Avoid a pensions meltdown

Rejig your firm’s pension scheme to ensure survival and gain structural benefits

The implosion of US firm Dewey & LeBoeuf, blamed on a legacy of costly mergers and controversial bonus schemes, may not be a mirror image of practice in the wider UK legal market, but a growing number of firms are facing mounting financial liabilities over their pension schemes.

To many, the costs of such schemes have become too great. The liability comes from one of two sources. Commonly, a commitment by current partners sees retiring partners paid a pension for life, often based on a fixed amount or offering annual increases. But such schemes are only sustainable where profitability is maintained at or above existing levels – no mean feat, these days.

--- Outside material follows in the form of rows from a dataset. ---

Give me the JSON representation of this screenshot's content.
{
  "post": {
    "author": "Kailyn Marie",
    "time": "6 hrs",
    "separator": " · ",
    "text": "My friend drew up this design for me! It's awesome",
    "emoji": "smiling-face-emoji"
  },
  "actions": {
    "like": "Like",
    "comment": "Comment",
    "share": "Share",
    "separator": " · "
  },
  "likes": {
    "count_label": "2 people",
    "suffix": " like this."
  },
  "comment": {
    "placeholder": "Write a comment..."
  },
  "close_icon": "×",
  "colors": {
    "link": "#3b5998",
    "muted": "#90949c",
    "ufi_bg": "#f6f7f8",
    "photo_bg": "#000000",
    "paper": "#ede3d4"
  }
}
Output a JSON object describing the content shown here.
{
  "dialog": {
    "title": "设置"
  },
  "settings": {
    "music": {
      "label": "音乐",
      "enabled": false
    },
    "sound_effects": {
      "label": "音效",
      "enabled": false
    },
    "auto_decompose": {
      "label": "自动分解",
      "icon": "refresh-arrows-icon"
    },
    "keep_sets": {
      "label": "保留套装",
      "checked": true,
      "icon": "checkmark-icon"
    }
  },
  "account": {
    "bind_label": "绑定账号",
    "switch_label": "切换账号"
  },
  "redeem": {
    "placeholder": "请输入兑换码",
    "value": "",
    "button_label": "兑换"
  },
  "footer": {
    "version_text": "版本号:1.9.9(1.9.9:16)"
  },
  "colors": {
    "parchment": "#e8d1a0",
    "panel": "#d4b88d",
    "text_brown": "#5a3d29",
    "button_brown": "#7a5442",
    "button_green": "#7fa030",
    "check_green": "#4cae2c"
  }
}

In the second scenario a firm may have contributed to a final salary ­occupational pension scheme for staff whereby liabilities have not been bought out in full. This could arise through the partnership’s single employer final salary scheme or an industry-wide one. The legal profession has seen a number of such schemes, some more successful than others, with some Scottish firms still counting the cost of their involvement in the Scottish Solicitors Staff Pension Scheme.

Pensions regulation – and, in particular the Pensions Act 1995 and its section 75, that requires employers to make good the deficit on an annuity buyout basis in certain circumstances – has changed the landscape. Firms struggling to fulfil their obligations are therefore looking to find a way to contain spiralling costs.

Where a partnership is dissolved a section 75 debt will be triggered. This could arise through the retirement of partners and a lack of willingness to find successors, burdened by a heavy commitment to the final salary ­pension scheme. An annuity buyout deficit is also triggered where an ­employer or the trustees decide to wind up the scheme.

In the wake of an annuity buyout, long-retired partners may be held ­liable for debts, sometimes for 10 or 20 years after retirement, because the firm has subsequently dissolved. Not surprisingly, with a deficit and significant commitment to its final salary staff pension scheme, recruiting new partners will be difficult. Banks will quickly lose interest in lending to it. 

The Pensions Regulator has recognised the challenges and laid down guidance on scheme abandonment. This is aimed at preventing partners from winding up the partnership and simply setting up a new one the next day without being pursued by the regulator to make up the deficit.

The good news is that it is possible to address such liabilities before it is too late, including scheme de-risking, achieved through an enhanced transfer exercise or pension increase exchange. Pensioners may also be given the option to take an annuity at a lower level than the full annuity buyout cost, or purchase an impaired life annuity instead of receiving standard benefit where an individual has a limited life expectancy.

However, there are signs the options will be reduced as the regulator considers updates to guidance. In the meantime, some firms are already taking advantage of restructuring their schemes, which will increase the odds of survival and secure ­financial and structural benefits.